TASK INSTRUCTIONS
All of the data that appears below is to be given again precisely as written.
BEGIN SOURCE RECORDS
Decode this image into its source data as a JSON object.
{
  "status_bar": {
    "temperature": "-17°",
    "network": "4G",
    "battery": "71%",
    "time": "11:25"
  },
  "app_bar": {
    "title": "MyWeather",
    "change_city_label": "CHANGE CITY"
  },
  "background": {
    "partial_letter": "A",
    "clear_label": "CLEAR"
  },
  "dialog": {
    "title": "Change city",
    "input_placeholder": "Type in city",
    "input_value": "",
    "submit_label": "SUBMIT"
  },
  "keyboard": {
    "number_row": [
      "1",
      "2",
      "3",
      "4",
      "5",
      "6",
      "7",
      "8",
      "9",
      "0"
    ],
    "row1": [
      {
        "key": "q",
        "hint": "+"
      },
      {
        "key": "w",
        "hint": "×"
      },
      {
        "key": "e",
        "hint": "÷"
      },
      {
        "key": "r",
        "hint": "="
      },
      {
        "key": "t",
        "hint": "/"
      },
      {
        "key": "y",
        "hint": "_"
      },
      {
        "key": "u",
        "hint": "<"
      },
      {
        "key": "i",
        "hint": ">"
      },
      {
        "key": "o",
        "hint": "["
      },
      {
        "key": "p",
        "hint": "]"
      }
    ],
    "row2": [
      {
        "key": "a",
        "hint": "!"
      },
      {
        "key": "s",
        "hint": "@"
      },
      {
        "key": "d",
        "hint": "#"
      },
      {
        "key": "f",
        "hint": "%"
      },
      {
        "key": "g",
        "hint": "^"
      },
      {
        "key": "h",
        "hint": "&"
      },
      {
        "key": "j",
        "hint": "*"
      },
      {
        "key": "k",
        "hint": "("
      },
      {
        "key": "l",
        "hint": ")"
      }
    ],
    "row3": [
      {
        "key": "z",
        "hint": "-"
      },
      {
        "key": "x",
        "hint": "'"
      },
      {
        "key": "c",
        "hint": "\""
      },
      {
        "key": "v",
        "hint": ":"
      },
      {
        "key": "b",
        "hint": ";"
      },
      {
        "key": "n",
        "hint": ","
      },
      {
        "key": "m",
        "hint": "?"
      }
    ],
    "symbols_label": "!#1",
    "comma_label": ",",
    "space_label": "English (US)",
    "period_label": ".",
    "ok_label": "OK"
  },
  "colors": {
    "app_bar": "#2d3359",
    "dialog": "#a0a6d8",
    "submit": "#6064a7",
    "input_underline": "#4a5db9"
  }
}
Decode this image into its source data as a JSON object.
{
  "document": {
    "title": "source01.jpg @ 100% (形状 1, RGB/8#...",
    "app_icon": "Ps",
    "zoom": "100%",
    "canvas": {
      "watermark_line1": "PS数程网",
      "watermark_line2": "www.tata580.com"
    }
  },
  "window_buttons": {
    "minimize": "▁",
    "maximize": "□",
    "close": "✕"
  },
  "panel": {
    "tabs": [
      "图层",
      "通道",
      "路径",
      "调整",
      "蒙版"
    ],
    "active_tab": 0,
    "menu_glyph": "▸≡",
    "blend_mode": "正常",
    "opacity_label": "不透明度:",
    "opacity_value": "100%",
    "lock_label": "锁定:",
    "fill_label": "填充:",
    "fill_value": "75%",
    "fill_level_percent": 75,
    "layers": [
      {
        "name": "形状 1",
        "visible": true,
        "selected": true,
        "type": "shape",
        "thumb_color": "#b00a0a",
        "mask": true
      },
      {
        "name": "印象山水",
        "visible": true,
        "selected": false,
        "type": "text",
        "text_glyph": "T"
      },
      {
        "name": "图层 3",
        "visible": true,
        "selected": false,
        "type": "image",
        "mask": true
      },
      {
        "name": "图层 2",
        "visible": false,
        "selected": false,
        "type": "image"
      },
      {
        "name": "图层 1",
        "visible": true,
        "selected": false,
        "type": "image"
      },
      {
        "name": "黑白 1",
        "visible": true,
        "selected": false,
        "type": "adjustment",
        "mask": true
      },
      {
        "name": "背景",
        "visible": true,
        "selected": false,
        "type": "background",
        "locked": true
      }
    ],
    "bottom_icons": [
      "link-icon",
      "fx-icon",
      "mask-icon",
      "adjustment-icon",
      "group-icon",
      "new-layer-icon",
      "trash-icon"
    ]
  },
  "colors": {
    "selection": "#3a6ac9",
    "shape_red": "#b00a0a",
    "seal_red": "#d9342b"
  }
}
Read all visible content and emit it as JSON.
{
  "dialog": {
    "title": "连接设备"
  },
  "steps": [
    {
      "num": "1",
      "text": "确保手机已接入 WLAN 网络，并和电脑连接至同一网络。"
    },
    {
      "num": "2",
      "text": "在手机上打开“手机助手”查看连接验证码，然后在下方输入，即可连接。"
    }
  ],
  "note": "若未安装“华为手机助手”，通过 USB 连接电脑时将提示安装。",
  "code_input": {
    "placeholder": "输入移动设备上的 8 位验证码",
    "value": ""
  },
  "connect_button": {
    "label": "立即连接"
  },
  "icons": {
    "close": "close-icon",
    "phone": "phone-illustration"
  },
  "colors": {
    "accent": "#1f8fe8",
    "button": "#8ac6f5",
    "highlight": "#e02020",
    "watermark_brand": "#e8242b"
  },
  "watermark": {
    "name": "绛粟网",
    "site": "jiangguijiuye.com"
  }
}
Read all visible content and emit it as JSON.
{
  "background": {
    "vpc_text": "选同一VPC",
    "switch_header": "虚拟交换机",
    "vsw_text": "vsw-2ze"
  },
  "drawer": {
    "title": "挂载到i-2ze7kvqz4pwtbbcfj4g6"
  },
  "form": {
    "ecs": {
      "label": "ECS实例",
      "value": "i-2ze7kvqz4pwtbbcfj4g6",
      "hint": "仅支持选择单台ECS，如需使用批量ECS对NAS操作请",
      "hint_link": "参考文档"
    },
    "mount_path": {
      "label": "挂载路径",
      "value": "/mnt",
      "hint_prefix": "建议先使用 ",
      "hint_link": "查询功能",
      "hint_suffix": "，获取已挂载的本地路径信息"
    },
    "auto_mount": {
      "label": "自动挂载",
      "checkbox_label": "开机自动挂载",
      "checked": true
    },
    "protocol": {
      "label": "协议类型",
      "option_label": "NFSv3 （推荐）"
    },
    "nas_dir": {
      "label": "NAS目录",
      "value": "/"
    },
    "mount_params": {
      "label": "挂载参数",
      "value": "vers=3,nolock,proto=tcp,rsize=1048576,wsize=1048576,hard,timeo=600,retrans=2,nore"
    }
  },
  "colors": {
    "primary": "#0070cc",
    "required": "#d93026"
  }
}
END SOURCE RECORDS
REPLY TO THE EXERCISE
Decode this image into its source data as a JSON object.
{
  "status_bar": {
    "temperature": "-17°",
    "network": "4G",
    "battery": "71%",
    "time": "11:25"
  },
  "app_bar": {
    "title": "MyWeather",
    "change_city_label": "CHANGE CITY"
  },
  "background": {
    "partial_letter": "A",
    "clear_label": "CLEAR"
  },
  "dialog": {
    "title": "Change city",
    "input_placeholder": "Type in city",
    "input_value": "",
    "submit_label": "SUBMIT"
  },
  "keyboard": {
    "number_row": [
      "1",
      "2",
      "3",
      "4",
      "5",
      "6",
      "7",
      "8",
      "9",
      "0"
    ],
    "row1": [
      {
        "key": "q",
        "hint": "+"
      },
      {
        "key": "w",
        "hint": "×"
      },
      {
        "key": "e",
        "hint": "÷"
      },
      {
        "key": "r",
        "hint": "="
      },
      {
        "key": "t",
        "hint": "/"
      },
      {
        "key": "y",
        "hint": "_"
      },
      {
        "key": "u",
        "hint": "<"
      },
      {
        "key": "i",
        "hint": ">"
      },
      {
        "key": "o",
        "hint": "["
      },
      {
        "key": "p",
        "hint": "]"
      }
    ],
    "row2": [
      {
        "key": "a",
        "hint": "!"
      },
      {
        "key": "s",
        "hint": "@"
      },
      {
        "key": "d",
        "hint": "#"
      },
      {
        "key": "f",
        "hint": "%"
      },
      {
        "key": "g",
        "hint": "^"
      },
      {
        "key": "h",
        "hint": "&"
      },
      {
        "key": "j",
        "hint": "*"
      },
      {
        "key": "k",
        "hint": "("
      },
      {
        "key": "l",
        "hint": ")"
      }
    ],
    "row3": [
      {
        "key": "z",
        "hint": "-"
      },
      {
        "key": "x",
        "hint": "'"
      },
      {
        "key": "c",
        "hint": "\""
      },
      {
        "key": "v",
        "hint": ":"
      },
      {
        "key": "b",
        "hint": ";"
      },
      {
        "key": "n",
        "hint": ","
      },
      {
        "key": "m",
        "hint": "?"
      }
    ],
    "symbols_label": "!#1",
    "comma_label": ",",
    "space_label": "English (US)",
    "period_label": ".",
    "ok_label": "OK"
  },
  "colors": {
    "app_bar": "#2d3359",
    "dialog": "#a0a6d8",
    "submit": "#6064a7",
    "input_underline": "#4a5db9"
  }
}
Decode this image into its source data as a JSON object.
{
  "document": {
    "title": "source01.jpg @ 100% (形状 1, RGB/8#...",
    "app_icon": "Ps",
    "zoom": "100%",
    "canvas": {
      "watermark_line1": "PS数程网",
      "watermark_line2": "www.tata580.com"
    }
  },
  "window_buttons": {
    "minimize": "▁",
    "maximize": "□",
    "close": "✕"
  },
  "panel": {
    "tabs": [
      "图层",
      "通道",
      "路径",
      "调整",
      "蒙版"
    ],
    "active_tab": 0,
    "menu_glyph": "▸≡",
    "blend_mode": "正常",
    "opacity_label": "不透明度:",
    "opacity_value": "100%",
    "lock_label": "锁定:",
    "fill_label": "填充:",
    "fill_value": "75%",
    "fill_level_percent": 75,
    "layers": [
      {
        "name": "形状 1",
        "visible": true,
        "selected": true,
        "type": "shape",
        "thumb_color": "#b00a0a",
        "mask": true
      },
      {
        "name": "印象山水",
        "visible": true,
        "selected": false,
        "type": "text",
        "text_glyph": "T"
      },
      {
        "name": "图层 3",
        "visible": true,
        "selected": false,
        "type": "image",
        "mask": true
      },
      {
        "name": "图层 2",
        "visible": false,
        "selected": false,
        "type": "image"
      },
      {
        "name": "图层 1",
        "visible": true,
        "selected": false,
        "type": "image"
      },
      {
        "name": "黑白 1",
        "visible": true,
        "selected": false,
        "type": "adjustment",
        "mask": true
      },
      {
        "name": "背景",
        "visible": true,
        "selected": false,
        "type": "background",
        "locked": true
      }
    ],
    "bottom_icons": [
      "link-icon",
      "fx-icon",
      "mask-icon",
      "adjustment-icon",
      "group-icon",
      "new-layer-icon",
      "trash-icon"
    ]
  },
  "colors": {
    "selection": "#3a6ac9",
    "shape_red": "#b00a0a",
    "seal_red": "#d9342b"
  }
}
Read all visible content and emit it as JSON.
{
  "dialog": {
    "title": "连接设备"
  },
  "steps": [
    {
      "num": "1",
      "text": "确保手机已接入 WLAN 网络，并和电脑连接至同一网络。"
    },
    {
      "num": "2",
      "text": "在手机上打开“手机助手”查看连接验证码，然后在下方输入，即可连接。"
    }
  ],
  "note": "若未安装“华为手机助手”，通过 USB 连接电脑时将提示安装。",
  "code_input": {
    "placeholder": "输入移动设备上的 8 位验证码",
    "value": ""
  },
  "connect_button": {
    "label": "立即连接"
  },
  "icons": {
    "close": "close-icon",
    "phone": "phone-illustration"
  },
  "colors": {
    "accent": "#1f8fe8",
    "button": "#8ac6f5",
    "highlight": "#e02020",
    "watermark_brand": "#e8242b"
  },
  "watermark": {
    "name": "绛粟网",
    "site": "jiangguijiuye.com"
  }
}
Read all visible content and emit it as JSON.
{
  "background": {
    "vpc_text": "选同一VPC",
    "switch_header": "虚拟交换机",
    "vsw_text": "vsw-2ze"
  },
  "drawer": {
    "title": "挂载到i-2ze7kvqz4pwtbbcfj4g6"
  },
  "form": {
    "ecs": {
      "label": "ECS实例",
      "value": "i-2ze7kvqz4pwtbbcfj4g6",
      "hint": "仅支持选择单台ECS，如需使用批量ECS对NAS操作请",
      "hint_link": "参考文档"
    },
    "mount_path": {
      "label": "挂载路径",
      "value": "/mnt",
      "hint_prefix": "建议先使用 ",
      "hint_link": "查询功能",
      "hint_suffix": "，获取已挂载的本地路径信息"
    },
    "auto_mount": {
      "label": "自动挂载",
      "checkbox_label": "开机自动挂载",
      "checked": true
    },
    "protocol": {
      "label": "协议类型",
      "option_label": "NFSv3 （推荐）"
    },
    "nas_dir": {
      "label": "NAS目录",
      "value": "/"
    },
    "mount_params": {
      "label": "挂载参数",
      "value": "vers=3,nolock,proto=tcp,rsize=1048576,wsize=1048576,hard,timeo=600,retrans=2,nore"
    }
  },
  "colors": {
    "primary": "#0070cc",
    "required": "#d93026"
  }
}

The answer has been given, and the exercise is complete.